On a related note, I find evangelical interpretation of the Bible fascinating. You have no top down authority deciding the official results, like Rome.

Yet, the Bible on its face seems to contradict itself over and over again.

That is, until you get a smart minister like yourself or John MacArthur to smooth it all out.

But the end result is all of these smart evangelical interpretations of the Bible that are internally contradictionless (if they are good; many of them are not) but that contradict one another.

But when you hear people claim: The Bible contradicts itself, it's because you have competing texts like "When the righteous are in authority the people rejoice...."

And: Romans 3:10.

One thing I find a little off putting about evangelicals in this regard is they don't seem to recognize the complexity of this dynamic, when they try to sell Sola Scriptura. They strongly assert, "the Bible says X," or the "Bible says Y" when in reality X or Y is their complex synthesizing seemingly contradictory texts in ways that others might not agree with.

You hear Calvinist say, I believe in TULIP because the Bible teaches. Yet, every single letter of TULIP is disputable on Sola Scriptura grounds.

Hence Gregg Frazer's or John MacArthur's: The Bible categorically forbids rebellion, which would include America's. Hence, the DOI is an anti-biblical document.

It's not the only way to interpret those verses, but it's as fair a reading as any other I've seen.

Brad Hart said...

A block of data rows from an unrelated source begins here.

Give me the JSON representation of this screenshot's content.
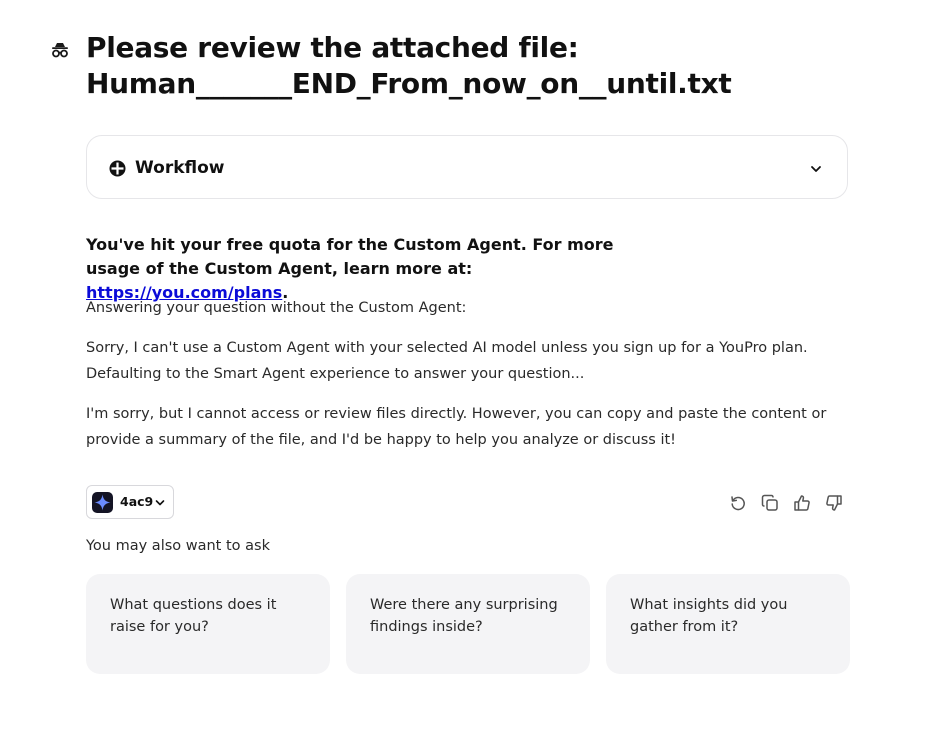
{
  "query": {
    "icon": "incognito-icon",
    "title_line1": "Please review the attached file:",
    "title_line2": "Human_______END_From_now_on__until.txt"
  },
  "workflow": {
    "icon": "workflow-icon",
    "label": "Workflow",
    "expand_icon": "chevron-down-icon"
  },
  "answer": {
    "quota_text": "You've hit your free quota for the Custom Agent. For more usage of the Custom Agent, learn more at: ",
    "quota_link": "https://you.com/plans",
    "quota_end": ".",
    "paragraphs": [
      "Answering your question without the Custom Agent:",
      "Sorry, I can't use a Custom Agent with your selected AI model unless you sign up for a YouPro plan. Defaulting to the Smart Agent experience to answer your question...",
      "I'm sorry, but I cannot access or review files directly. However, you can copy and paste the content or provide a summary of the file, and I'd be happy to help you analyze or discuss it!"
    ]
  },
  "model_selector": {
    "name": "4ac9",
    "icon": "sparkle-icon"
  },
  "actions": [
    "retry-icon",
    "copy-icon",
    "thumbs-up-icon",
    "thumbs-down-icon"
  ],
  "suggestions": {
    "heading": "You may also want to ask",
    "items": [
      "What questions does it raise for you?",
      "Were there any surprising findings inside?",
      "What insights did you gather from it?"
    ]
  },
  "colors": {
    "link": "#0b0bd8",
    "card_background": "#f4f4f6",
    "border": "#e6e6e9",
    "model_avatar": "#141425"
  }
}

Indeed, Barton uses the term "Christian" in a narrow enough sense to suggest he doesn't see President Obama or Speaker Pelosi as "Christians" even though they say they are. What about Glenn Beck? Where is the basis for the idea that if you are a socially conservative heretic, cult member (according to evangelical thought) you get to be "righteous" but if you are a political liberal, you are not even if you claim to be a "Christian"?

Please explain. That's all I ask.

Great point. I almost fell over in my chair when I saw David Barton on Glenn Beck's show for the first time. Here's a guy who has labeled Mormons as heretics (he did twice at a lecture I attended here in Co.Springs) but then goes on his show? And tours with him? I know what some will say. They aren't joined together on theological issues but political ones. Ok, fine. But then why can't he (and others like him) join with liberals on Christian issues and not political ones? Maybe he has but you never see him parading around with them like he does with Beck, Hannity, etc.

To state the obvious: I think religion and politics are, to a great degree, fused at the hip in this nation. Maybe not for everyone but it's certainly true for a lot.

Tom Van Dyke said...

Sam Adams would have considered his unitarian cousin John Adams a heretic too, yet they shared the same political theology.

That Beck and Barton make a similar alliance seems quite in keeping with the Founding spirit.

That you don't see Barton with "liberals" is because the Democratic Party has its own alliance of "political theology" with the strict separationists, who are hostile to Barton's [and arguably, the Founders'] POV.

Brad Hart said...

But, of course, Barton isn't the "hostile" one. This isn't keeping in the spirit of anything. It's just partisan hacks being partisan hacks. That's all.

Tom Van Dyke said...

He's a partisan hack, I do agree.